I have a PC with plenty of speed and memory and a Netgear router that functions perfectly well. However, my two Duets have been nothing but trouble. The connection drops, even within 15 feet of the router, the Controller suddenly stops communicating with the receivers, or cannot find the network, or can find the network but not the library. In contrast my SB3 works perfectly. Now if the problem was the network, as Support keeps on trying to claim, I wonder why the SB3 works fine? I agree completely with the original post, the product should work out of the box. If they could do it with the SB3 it means that the Duet was released with too many bells and whistles and before it was ready for prime time. I suspect Logitech is getting nothing but a bad reputation from this experience since for everyone who posts on this forum there are probably dozens of people who have bought the product, tried to use it and given up in disgust.
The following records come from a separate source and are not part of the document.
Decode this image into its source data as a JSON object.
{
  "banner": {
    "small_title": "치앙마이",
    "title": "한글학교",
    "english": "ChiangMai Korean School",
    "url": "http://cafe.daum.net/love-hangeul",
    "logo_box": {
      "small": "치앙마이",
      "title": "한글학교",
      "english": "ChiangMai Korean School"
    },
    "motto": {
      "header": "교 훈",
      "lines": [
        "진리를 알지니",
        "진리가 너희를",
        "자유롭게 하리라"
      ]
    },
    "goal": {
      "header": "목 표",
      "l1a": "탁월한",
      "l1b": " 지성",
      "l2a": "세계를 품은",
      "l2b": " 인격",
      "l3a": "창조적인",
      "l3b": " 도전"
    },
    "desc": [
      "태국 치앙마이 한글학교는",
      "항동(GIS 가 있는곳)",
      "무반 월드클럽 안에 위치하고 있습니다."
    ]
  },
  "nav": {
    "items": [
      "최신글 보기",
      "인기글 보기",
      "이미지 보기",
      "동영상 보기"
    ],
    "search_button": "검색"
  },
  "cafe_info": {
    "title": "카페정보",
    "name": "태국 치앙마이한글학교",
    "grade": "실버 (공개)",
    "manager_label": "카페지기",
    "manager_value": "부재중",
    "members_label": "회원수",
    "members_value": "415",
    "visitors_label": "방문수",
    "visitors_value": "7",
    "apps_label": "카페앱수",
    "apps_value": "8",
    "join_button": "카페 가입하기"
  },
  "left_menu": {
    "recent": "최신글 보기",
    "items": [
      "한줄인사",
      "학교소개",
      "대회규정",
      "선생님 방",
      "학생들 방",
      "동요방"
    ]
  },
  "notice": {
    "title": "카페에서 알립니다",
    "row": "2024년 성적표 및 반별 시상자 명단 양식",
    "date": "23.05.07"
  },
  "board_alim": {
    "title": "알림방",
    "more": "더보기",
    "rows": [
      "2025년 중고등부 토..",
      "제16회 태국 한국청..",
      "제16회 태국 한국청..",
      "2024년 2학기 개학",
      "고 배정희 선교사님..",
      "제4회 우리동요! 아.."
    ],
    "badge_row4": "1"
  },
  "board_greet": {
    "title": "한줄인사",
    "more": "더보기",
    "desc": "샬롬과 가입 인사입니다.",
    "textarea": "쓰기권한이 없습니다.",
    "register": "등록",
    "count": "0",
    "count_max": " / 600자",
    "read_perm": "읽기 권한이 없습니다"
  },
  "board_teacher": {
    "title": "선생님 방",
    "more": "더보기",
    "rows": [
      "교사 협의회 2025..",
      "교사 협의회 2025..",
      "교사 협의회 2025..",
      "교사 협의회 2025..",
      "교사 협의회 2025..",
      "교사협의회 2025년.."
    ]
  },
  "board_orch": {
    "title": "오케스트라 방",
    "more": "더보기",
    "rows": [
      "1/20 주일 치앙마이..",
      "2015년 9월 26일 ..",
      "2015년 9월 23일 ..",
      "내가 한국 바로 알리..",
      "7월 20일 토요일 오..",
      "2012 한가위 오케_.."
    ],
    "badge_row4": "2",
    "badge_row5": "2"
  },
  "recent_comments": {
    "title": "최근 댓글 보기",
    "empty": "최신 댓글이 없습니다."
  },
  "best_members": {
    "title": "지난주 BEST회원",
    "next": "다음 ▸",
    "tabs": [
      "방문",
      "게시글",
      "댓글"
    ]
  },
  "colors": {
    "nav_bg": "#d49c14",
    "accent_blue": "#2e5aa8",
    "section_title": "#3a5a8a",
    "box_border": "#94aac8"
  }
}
egd
2008-06-22, 22:00
I have to agree - the Duet in its current form (Controller and Receiver) is crap. Based on my experience it is basically unreliable and no, the fault doesn't lie with the user or my WAP - everything else, including my SB3s and iPod Touch etc. work fine via wireless using the same WAP. Neither the Receiver nor the Controller do. I've _ucked around with it enough now that I want nothing more to do with it, so I guess that means I've "tried to use it and given up in disgust".

adamslim
2008-06-23, 01:01
I have to agree - the Duet in its current form (Controller and Receiver) is crap. Based on my experience it is basically unreliable and no, the fault doesn't lie with the user or my WAP - everything else, including my SB3s and iPod Touch etc. work fine via wireless using the same WAP. Neither the Receiver nor the Controller do. I've _ucked around with it enough now that I want nothing more to do with it, so I guess that means I've "tried to use it and given up in disgust".

I was just thinking earlier that I wouldn't be that happy with a Duet - while I love the Controller, it is only about 98% reliable - with my SB3 and SB+, I have the fall-back of the remote and screen.

Personally, I think the best thing to buy is a SB3 plus controller. Then you can't go wrong. I think this should be packaged up, and should be the standard purchase - people could get extra Receivers for subsidiary systems if they wanted.

From what I can tell, Sonos is also not 100% reliable - you often have to reboot the remote. Redundancy is good, IMO.

mvalera
2008-06-23, 02:37
I have to agree - the Duet in its current form (Controller and Receiver) is crap. Based on my experience it is basically unreliable and no, the fault doesn't lie with the user or my WAP - everything else, including my SB3s and iPod Touch etc. work fine via wireless using the same WAP. Neither the Receiver nor the Controller do. I've _ucked around with it enough now that I want nothing more to do with it, so I guess that means I've "tried to use it and given up in disgust".

EGD... you likely have a bad unit. It happens. Call support.

Mike

oscarg
2008-06-24, 20:56
Hi Everyone.
I have had My Squeezebox a week, and although it is not perfect, it is damn close.
If you consider the multiple things there are to trip it up (different software clients - yes I am having trouble getting the Mandriva client working, but the duet has got further than my printer did. The Windows client seems flawless) multiple network configs (I am using 802.11g with WAP 64bit and CAT 5 ethernet) It is simply outstanding.
It is playing flac and ogg files, and out putting to the cyrus amp sounds really surprisingly good (I mean REALLY good).
I wish Windows Media Centre was half as stable as this.
I would suggest to the author of this column that it is probably the XM plugin that needs work, to imply that this is a product for "early adopters" or whatever is nonsense.
Yes I had to do a hard reset of the controller, before all the artwork worked correctly (hold down the "+" while switching it on FYI)

Anyway - keep using it, and don't feel like you have a lemon, this is a great product, with heaps of great features that show they were REALLY thinking about the user ( for example I love the way the controller wakes up when you pick it up etc etc) I think it is obviously not considered complete which means things can only get better.

Thanks